    What I want to talk about is selling prescription drugs. When my doctor prescribed me anti-depressants, determined that the reason for all my medical problems was depression (turns out to be gluten), I had a bad reaction to them. He tried another, and another, until I told him to give it up. I wasn't depressed. But, then I had all those anti-depressants. And, we had all this ADHD medicine that my boy doesn't use because it does very bad things to him. What to do with it?

    Sell it. My boy was in our local middle school. It is a place where drugs are rampant. I figure we could have made enough by selling that medication to send him to a private school the next year. Too bad I couldn't do it.

    1. Good gracious, you had me scared for a second there, lol. I thought you were going to say you did sell it at a middle school. I was prepared with, 'Kristina, here's ANOTHER thing we don't agree on' and probably get up on my soap box, lol.

      My kids are the racing around the house on Benadryl kids. My daughter, when she was about 4, got the bottle open on some children's Advil and took a few swigs when the babysitter was there one night. Poison control said if it had been children's Tylenol, we would have had problems.

  2. I have always been bemused by this very thing.

    I used to take Lorazepam, which, if you know about it, is one of those drugs they're super paranoid about prescribing. Every time I needed a new prescription I had to go through seven levels of questioning to make sure I a) wasn't an addict, b) wasn't a drug dealer and c) wasn't suicidal.

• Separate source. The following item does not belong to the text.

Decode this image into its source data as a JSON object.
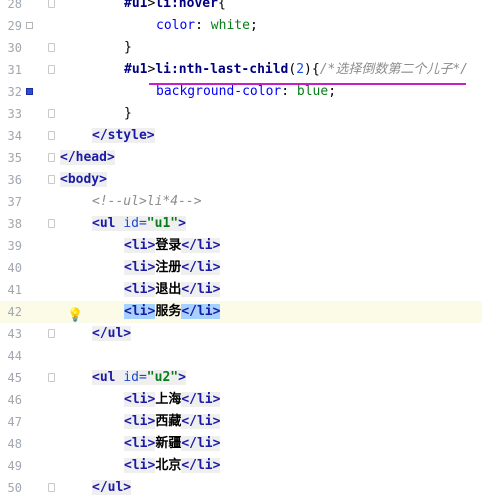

    When I finally did finish with 20 questions I'd get my prescription for 30 pills and go pay $11 for it. Street value is about $50 PER PILL.

    And they wonder why the war on drugs isn't 'winning'.